         Plaintiffs have no viable claims against defendants because their claims sound solely in contract and there is a lack of privity between plaintiffs and defendants. This Court previously found that “[p]laintiffs' claims sound only in contract and Louisiana's direct action statute is inapplicable. Rec. Doc. 35 at 5. We held that the negligent acts and omissions alleged in plaintiffs' complaint “all relate to Dinger's construction of the pool, which was governed by the contract between [p]laintiffs and Dinger.” Id. Although we recognized that “the violation of a contract can potentially give rise to claims in contract and in tort, ” we ultimately held that “the alleged duties that were breached are both explicitly and implicitly set forth in the contract between the parties and there are no general tort duties alleged which do not arise as a result of the existence of the contract.” Id. at 6. (internal quotations omitted). The Court sees no basis for revising this holding, and plaintiffs have offered no arguments other than to assert that the defendant insurance companies “are liable for damages resulting from the specified tortious and negligent conduct of the insured.” Rec. Doc. 44 at 10. As the Court previously held, plaintiffs' claims all arise because of their contract with Mr. Dinger and therefore do not sound in tort. Rec. Doc. 35 at 5. Therefore, the Court maintains its prior holding that the Direct Action Statute, which only applies tort victims, is inapplicable to plaintiffs' claims. See Rec. Doc. 35 at 5; Holland Am. Ins. Co. v. Succession of Roy,777 F.2d 992, 994-995 (5th Cir.1985) (holding that “the Louisiana Direct Action Statute applies only to torts and not to contract disputes”) (internal citation omitted). Since plaintiffs cannot proceed against defendants under the Direct Action Statute on their contractual claims, plaintiffs have no viable basis for their claims against defendants. There is no genuine dispute as to the fact that a contract did not exist between plaintiffs and defendants. Neither party alleges that such a contract existed. The contract that formed the basis for the underlying dispute in this case was between plaintiffs and ...
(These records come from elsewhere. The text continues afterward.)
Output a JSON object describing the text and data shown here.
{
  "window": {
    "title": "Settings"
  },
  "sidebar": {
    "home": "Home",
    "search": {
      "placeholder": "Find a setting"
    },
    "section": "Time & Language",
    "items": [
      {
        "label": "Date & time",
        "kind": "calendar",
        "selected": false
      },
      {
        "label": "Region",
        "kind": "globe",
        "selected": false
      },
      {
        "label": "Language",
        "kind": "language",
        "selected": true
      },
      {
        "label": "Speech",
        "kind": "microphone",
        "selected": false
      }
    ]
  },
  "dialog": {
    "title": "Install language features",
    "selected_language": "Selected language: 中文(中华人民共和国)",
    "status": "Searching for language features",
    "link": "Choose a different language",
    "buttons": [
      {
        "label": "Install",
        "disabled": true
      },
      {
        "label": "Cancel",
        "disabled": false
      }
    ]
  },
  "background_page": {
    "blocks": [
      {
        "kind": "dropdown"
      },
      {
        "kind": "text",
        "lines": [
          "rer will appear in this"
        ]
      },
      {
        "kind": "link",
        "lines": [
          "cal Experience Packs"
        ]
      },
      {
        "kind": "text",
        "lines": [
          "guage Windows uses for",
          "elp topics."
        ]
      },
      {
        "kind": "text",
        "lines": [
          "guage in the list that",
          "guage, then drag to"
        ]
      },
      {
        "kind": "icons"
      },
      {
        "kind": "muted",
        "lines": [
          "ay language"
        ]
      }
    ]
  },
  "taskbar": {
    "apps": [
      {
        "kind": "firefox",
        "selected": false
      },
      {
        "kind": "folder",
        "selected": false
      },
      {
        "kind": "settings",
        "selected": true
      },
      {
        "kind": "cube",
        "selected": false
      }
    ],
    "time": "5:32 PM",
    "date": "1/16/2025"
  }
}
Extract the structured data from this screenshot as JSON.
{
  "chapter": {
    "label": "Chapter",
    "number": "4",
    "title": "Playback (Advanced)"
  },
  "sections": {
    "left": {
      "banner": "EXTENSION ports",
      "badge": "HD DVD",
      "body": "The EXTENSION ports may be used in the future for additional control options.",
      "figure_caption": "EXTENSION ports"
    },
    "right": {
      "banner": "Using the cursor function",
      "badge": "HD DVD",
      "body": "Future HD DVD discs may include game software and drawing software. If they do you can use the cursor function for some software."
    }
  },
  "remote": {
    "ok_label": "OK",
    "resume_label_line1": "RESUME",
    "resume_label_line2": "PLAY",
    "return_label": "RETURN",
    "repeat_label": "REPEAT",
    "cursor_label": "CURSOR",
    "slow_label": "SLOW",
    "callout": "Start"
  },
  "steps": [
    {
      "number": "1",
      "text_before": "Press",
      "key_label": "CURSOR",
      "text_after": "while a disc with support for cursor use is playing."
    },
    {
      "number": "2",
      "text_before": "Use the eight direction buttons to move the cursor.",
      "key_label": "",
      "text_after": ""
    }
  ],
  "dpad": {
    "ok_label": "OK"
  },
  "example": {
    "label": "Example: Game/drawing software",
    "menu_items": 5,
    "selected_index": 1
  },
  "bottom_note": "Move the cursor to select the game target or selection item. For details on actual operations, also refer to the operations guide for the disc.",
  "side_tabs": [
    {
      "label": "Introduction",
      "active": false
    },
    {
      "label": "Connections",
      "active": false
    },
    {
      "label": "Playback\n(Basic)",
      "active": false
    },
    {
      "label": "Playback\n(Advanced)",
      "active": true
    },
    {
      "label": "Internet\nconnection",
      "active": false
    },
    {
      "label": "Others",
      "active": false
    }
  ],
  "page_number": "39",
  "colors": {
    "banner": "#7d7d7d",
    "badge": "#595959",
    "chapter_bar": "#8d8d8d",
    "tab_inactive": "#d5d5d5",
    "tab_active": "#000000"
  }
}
Buy This Entire Record For $7.95

Download the entire decision to receive the complete text, official citation,
docket number, dissents and concurrences, and footnotes for this case.

Learn more about what you receive with purchase of this case.